* **TASK ITEM**: Please repeat the records exactly. The pictures are to be left out.

***

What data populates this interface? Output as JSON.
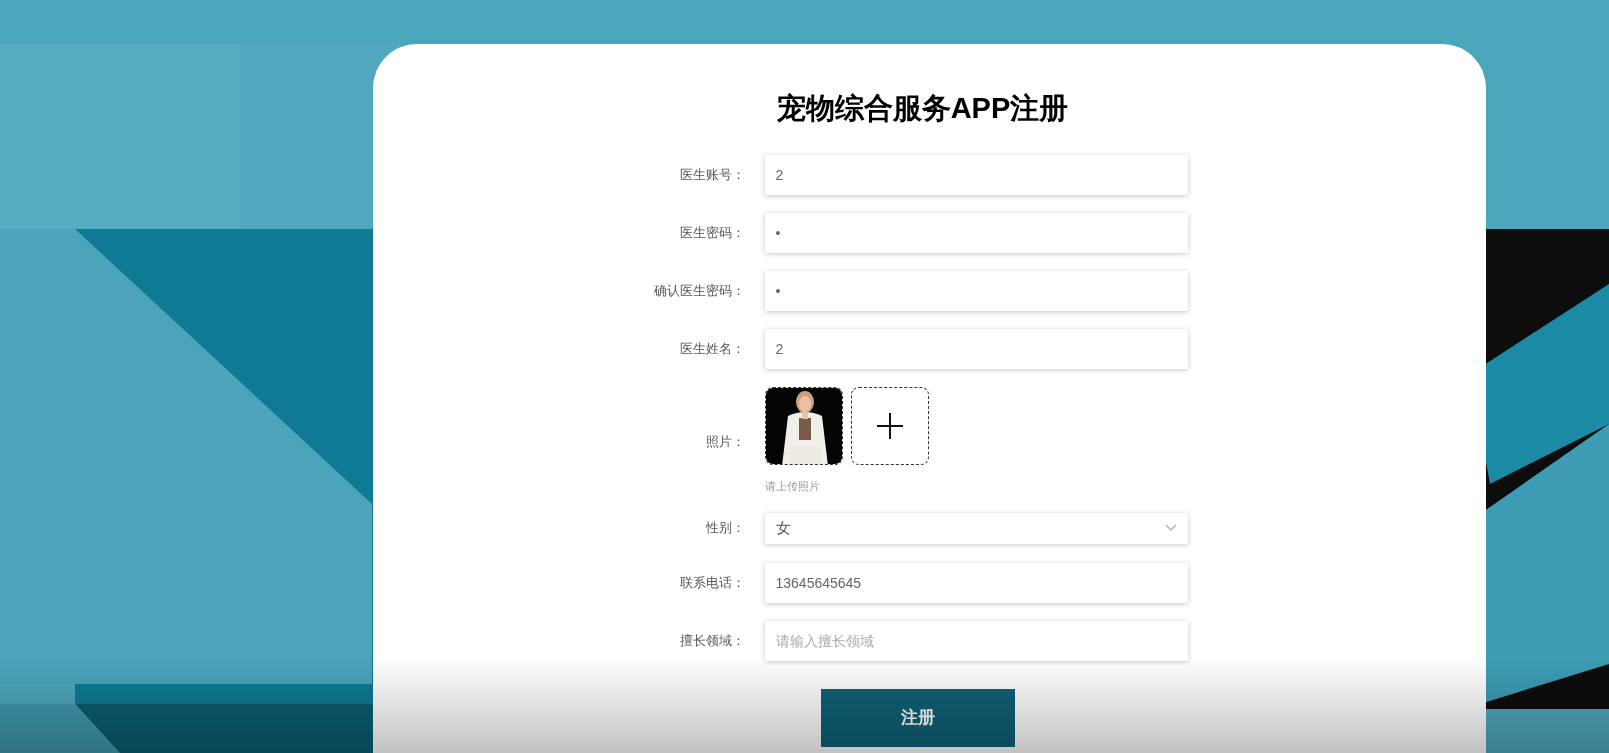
{
  "title": "宠物综合服务APP注册",
  "fields": [
    {
      "kind": "text",
      "label": "医生账号：",
      "value": "2"
    },
    {
      "kind": "text",
      "label": "医生密码：",
      "value": "•"
    },
    {
      "kind": "text",
      "label": "确认医生密码：",
      "value": "•"
    },
    {
      "kind": "text",
      "label": "医生姓名：",
      "value": "2"
    },
    {
      "label": "照片：",
      "hint": "请上传照片"
    },
    {
      "kind": "select",
      "label": "性别：",
      "value": "女"
    },
    {
      "kind": "text",
      "label": "联系电话：",
      "value": "13645645645"
    },
    {
      "kind": "text",
      "label": "擅长领域：",
      "placeholder": "请输入擅长领域"
    }
  ],
  "submit": "注册"
}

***

* **TASK OUTPUT**:
What data populates this interface? Output as JSON.
{
  "title": "宠物综合服务APP注册",
  "fields": [
    {
      "kind": "text",
      "label": "医生账号：",
      "value": "2"
    },
    {
      "kind": "text",
      "label": "医生密码：",
      "value": "•"
    },
    {
      "kind": "text",
      "label": "确认医生密码：",
      "value": "•"
    },
    {
      "kind": "text",
      "label": "医生姓名：",
      "value": "2"
    },
    {
      "label": "照片：",
      "hint": "请上传照片"
    },
    {
      "kind": "select",
      "label": "性别：",
      "value": "女"
    },
    {
      "kind": "text",
      "label": "联系电话：",
      "value": "13645645645"
    },
    {
      "kind": "text",
      "label": "擅长领域：",
      "placeholder": "请输入擅长领域"
    }
  ],
  "submit": "注册"
}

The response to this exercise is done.